Since then, the spitballing City Council and the Ad Hoc A64 Committee have made some rather far-fetched proposals to get in on the lucrative legal weed market, even proposing that the city grow and sell its own! But their latest proposal may be the most ludicrous one to date.
The Hawaiian Islands have historically been known for exporting fresh fruits and nuts, dank coffee beans, and sunburnt tourists. While the many legends of amazing pakalolo strains like Kauai Electric, Kona Gold, and the infamous Maui Wowie have made their way to the mainland over the years, extremely strict anti-cannabis state laws, and a lack of will to reform them, have kept Hawaii's finest weed a well-kept secret.
One high-ranking state lawmaker hopes to change that, though, and in the process help turn marijuana into Hawaii's new number one cash crop.
Ever since Colorado's medical marijuana boom, law enforcers have been worried about people driving stoned
-- and these concerns likely helped motivate strict open-container laws related to marijuana.
Toke of the Town
But now, following the launch of recreational pot sales, one of Colorado's most powerful legislators has introduced a bill that would make it more difficult to prove an open-container violation -- and a marijuana attorney sees the move as a positive one.
Though he spared exactly zero words regarding cannabis, drug policy, or criminal justice reform in his 2014 State of the Union address, President Obama and his administration have been increasingly more vocal on these issues as he settles into his second, and final, term in office.

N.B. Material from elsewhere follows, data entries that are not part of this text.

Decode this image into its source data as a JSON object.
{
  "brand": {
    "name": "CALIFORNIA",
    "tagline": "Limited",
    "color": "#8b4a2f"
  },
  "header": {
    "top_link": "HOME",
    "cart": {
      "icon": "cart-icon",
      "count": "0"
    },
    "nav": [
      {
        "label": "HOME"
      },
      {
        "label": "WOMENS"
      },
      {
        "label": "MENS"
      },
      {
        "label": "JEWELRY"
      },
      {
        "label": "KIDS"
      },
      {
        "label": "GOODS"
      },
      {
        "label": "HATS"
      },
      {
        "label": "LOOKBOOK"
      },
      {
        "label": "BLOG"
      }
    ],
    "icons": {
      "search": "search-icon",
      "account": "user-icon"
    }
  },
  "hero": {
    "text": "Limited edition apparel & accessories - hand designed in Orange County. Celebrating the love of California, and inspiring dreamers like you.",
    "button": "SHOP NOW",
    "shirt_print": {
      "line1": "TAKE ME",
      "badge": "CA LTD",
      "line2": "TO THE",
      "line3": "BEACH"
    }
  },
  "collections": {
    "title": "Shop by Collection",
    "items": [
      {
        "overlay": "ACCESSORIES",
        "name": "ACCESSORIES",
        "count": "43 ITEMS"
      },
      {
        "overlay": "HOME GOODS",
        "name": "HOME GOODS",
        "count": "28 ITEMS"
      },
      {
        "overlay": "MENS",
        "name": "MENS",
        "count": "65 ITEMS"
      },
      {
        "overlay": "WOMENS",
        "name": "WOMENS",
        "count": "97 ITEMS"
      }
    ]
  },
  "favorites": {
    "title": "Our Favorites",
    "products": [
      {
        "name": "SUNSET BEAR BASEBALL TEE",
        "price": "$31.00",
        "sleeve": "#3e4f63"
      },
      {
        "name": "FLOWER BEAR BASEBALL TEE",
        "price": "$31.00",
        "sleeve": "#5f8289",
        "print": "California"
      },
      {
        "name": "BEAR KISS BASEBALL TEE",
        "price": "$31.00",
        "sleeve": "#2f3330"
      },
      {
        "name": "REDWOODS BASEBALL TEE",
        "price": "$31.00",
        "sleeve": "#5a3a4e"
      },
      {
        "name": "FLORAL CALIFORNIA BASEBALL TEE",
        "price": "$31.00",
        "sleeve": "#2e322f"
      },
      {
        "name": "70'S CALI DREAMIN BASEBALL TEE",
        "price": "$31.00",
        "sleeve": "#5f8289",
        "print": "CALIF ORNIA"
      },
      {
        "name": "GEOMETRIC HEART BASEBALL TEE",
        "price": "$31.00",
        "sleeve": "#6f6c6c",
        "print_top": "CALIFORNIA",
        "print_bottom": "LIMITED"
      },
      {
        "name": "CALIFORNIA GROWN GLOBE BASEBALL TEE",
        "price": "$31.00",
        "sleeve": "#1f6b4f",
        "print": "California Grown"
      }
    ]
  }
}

Both the President and Attorney General Eric Holder in the Department of Justice have earned few friends and little trust in the cannabis community, but both wings of the Executive Branch have vowed to address the undeniable fact that when it comes to victimless, drug-related crimes, our criminal justice system is broken. This past Thursday, the U.S. Senate Judiciary Committee took an historic step to begin the long overdue reform process.
In the November elections of 2012, 63% of the voters in Massachusetts approved Question 3, the state's newly proposed medical marijuana law, making the Bay State the 18th state in the nation to legalize ganja use for medicinal purposes. With Connecticut, Vermont, Maine, and Rhode Island already respecting patients' rights, and New Hampshire looking to follow in Colorado and Washington's footsteps, all of New England will soon enjoy safe access.
Back in Massachusetts, in accordance with the regulations set forth in the Question 3 medical marijuana law, the Massachusetts Department of Public Health sparked the process this past Friday by granting the first 20 official licenses for prospective storefront medical marijuana dispensaries.